In WOLF HALL, Mantel introduces us to Thomas Cromwell as we follow his rise to power in the infamous court of Henry VIII. Most of my knowledge of the Tudor court involves the beheading of many Queen consorts in Henry’s attempts to have a legitimate male heir (knowledge acquired from Phillipa Gregory novels and binge-watching The Tudors). Cromwell, sadly, was a figure I overlooked and he’s often portrayed as a villain. Mantel brings him to life and paints him in a new light – as a man who values family and religious freedoms – one who is not villainous, but thoughtful and decent. From the beginning, we are living his life with him. Mantel has used a point of view where Cromwell is often referred to as “he”. In The New Yorker in 2009, Mantel stated: “I’m behind his eyes… Although it’s written in the third person and not the first person, it’s actually more intimate than many third-person narratives. It’s as if the camera is on his shoulder.”
I’m behind his eyes, so Cromwell is always “he.” Occasionally, there is an ambiguity, and the “he” could refer to somebody else, and I think that’s just the price you pay. To keep calling him Cromwell wouldn’t fit with the way the book is written. Although it’s written in the third person and not the first person, it’s actually more intimate than many third-person narratives. It’s as if the camera is on his shoulder.H.M., The New Yorker

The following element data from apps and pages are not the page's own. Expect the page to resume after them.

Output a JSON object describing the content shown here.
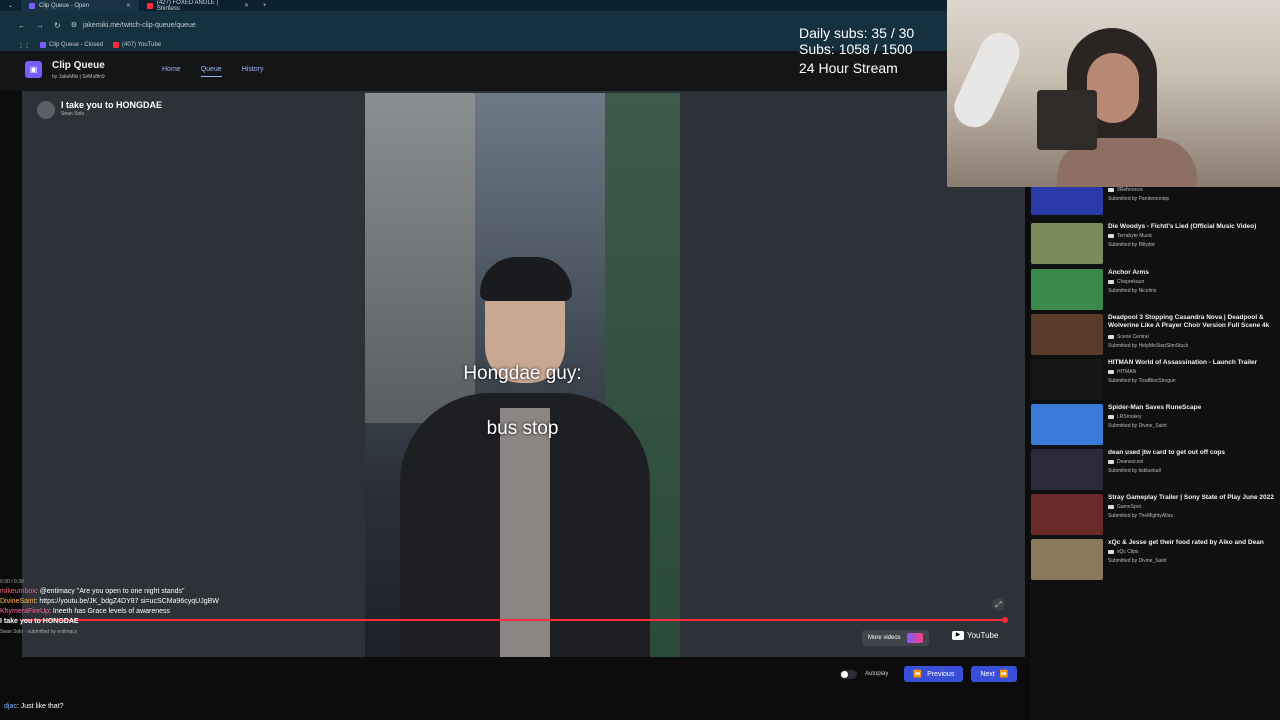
{
  "browser": {
    "tabs": [
      {
        "label": "Clip Queue - Open",
        "active": true
      },
      {
        "label": "(427) FOXED ANGLE | Shirtless",
        "active": false
      }
    ],
    "url": "jakemiki.me/twitch-clip-queue/queue",
    "bookmarks": [
      {
        "label": "Clip Queue - Closed"
      },
      {
        "label": "(407) YouTube"
      }
    ]
  },
  "app": {
    "name": "Clip Queue",
    "by": "by JakeMiki | SirMuffin9",
    "nav": [
      {
        "label": "Home"
      },
      {
        "label": "Queue"
      },
      {
        "label": "History"
      }
    ]
  },
  "overlay": {
    "daily_subs": "Daily subs: 35 / 30",
    "subs": "Subs: 1058 / 1500",
    "stream": "24 Hour Stream"
  },
  "clip": {
    "title": "I take you to HONGDAE",
    "author": "Sean Solo",
    "caption1": "Hongdae guy:",
    "caption2": "bus stop",
    "more_videos": "More videos",
    "source": "YouTube",
    "progress": 0.99
  },
  "controls": {
    "autoplay": "Autoplay",
    "previous": "Previous",
    "next": "Next"
  },
  "chat": {
    "lines": [
      {
        "user": "mikeumbox",
        "text": "@entimacy \"Are you open to one night stands\"",
        "cls": "u1"
      },
      {
        "user": "DivineSaint",
        "text": "https://youtu.be/JK_bdgZ4DY87 si=ucSCMa96cyqUJgBW",
        "cls": "u2"
      },
      {
        "user": "KhymeraFireUp",
        "text": "Ineeth has Grace levels of awareness",
        "cls": "u3"
      },
      {
        "user": "",
        "text": "I take you to HONGDAE",
        "cls": "bold"
      },
      {
        "user": "",
        "text": "Sean Solo · submitted by entimacy",
        "cls": "meta"
      }
    ],
    "timestamp": "0:30 / 0:30",
    "bottom_user": "djac",
    "bottom_text": "Just like that?"
  },
  "queue": [
    {
      "title": "",
      "channel": "9Reference",
      "submitted": "Submitted by Pandemoniqx",
      "color": "#2a3aa8"
    },
    {
      "title": "Die Woodys - Fichtl's Lied (Official Music Video)",
      "channel": "Terrabyte Music",
      "submitted": "Submitted by Billydot",
      "color": "#7a8a5a"
    },
    {
      "title": "Anchor Arms",
      "channel": "Cheprekaun",
      "submitted": "Submitted by Nicolms",
      "color": "#3a8a4a"
    },
    {
      "title": "Deadpool 3 Stopping Casandra Nova | Deadpool & Wolverine Like A Prayer Choir Version Full Scene 4k",
      "channel": "Scene Central",
      "submitted": "Submitted by HelpMeStepSlimStuck",
      "color": "#5a3a2a"
    },
    {
      "title": "HITMAN World of Assassination - Launch Trailer",
      "channel": "HITMAN",
      "submitted": "Submitted by TicalBiscShogun",
      "color": "#151515"
    },
    {
      "title": "Spider-Man Saves RuneScape",
      "channel": "LRSmokey",
      "submitted": "Submitted by Divine_Saint",
      "color": "#3a7ad8"
    },
    {
      "title": "dean used jtw card to get out off cops",
      "channel": "Deansocool",
      "submitted": "Submitted by itsblueball",
      "color": "#2a2a3a"
    },
    {
      "title": "Stray Gameplay Trailer | Sony State of Play June 2022",
      "channel": "GameSpot",
      "submitted": "Submitted by TheMightyAtlas",
      "color": "#6a2a2a"
    },
    {
      "title": "xQc & Jesse get their food rated by Aiko and Dean",
      "channel": "xQc Clips",
      "submitted": "Submitted by Divine_Saint",
      "color": "#8a7a5a"
    }
  ]
}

That is exactly how I felt as I was reading it, as if I were a tiny reader-angel on his shoulder as he walked home to Austin Friars, traveled the Thames, and as he met with courtiers, cardinals, and the Crown. I cannot wait to finish Cromwell’s story this summer as I make my way through BRING UP THE BODIES (#2) and THE MIRROR & THE LIGHT (#3).
Perhaps Tudor England doesn’t go back into history as far as you would like, perhaps you’re more interested in Ancient Greece and Rome. THE SONG OF ACHILLES by Madeline Miller re-imagines and expands on the relationship between Achilles and Patroclus. It will transport you to Homer’s Greece and the Trojan War filled with meddling mythological figures and heartbroken heroes.
If you aren’t quite ready to leave Greece and Troy once you’ve gobbled up their story, her second novel is also based on Homer’s Greece, this time from The Odyssey, and tells the story of CIRCE, daughter of Titan Helios, a goddess and a sorceress. Both novels are FANTASTIC.. I would have stayed on the island with Circe for another 200 pages.
While reading THE SONG OF ACHILLES, I was struck by the mention of female heroes fighting during the Trojan War — mainly the horsewomen from Anatolia. Being me, I wanted more facts on these warrior women. Thank goodness there’s a book by Adrienne Mayor, a historian and a classical folklorist, that dives into the “lives & legends of warrior women across the ancient world“.
Historical fiction is just one of the many ways I’ve used books to escape my house. What have you been reading to escape? Does anyone else sometimes feel like they’re watching a movie while they’re reading? That experience when you watch the film adaptation years later & you’re like…wait a minute, didn’t I see this with that other actress…but that other actress is just the one you imagined when you were reading?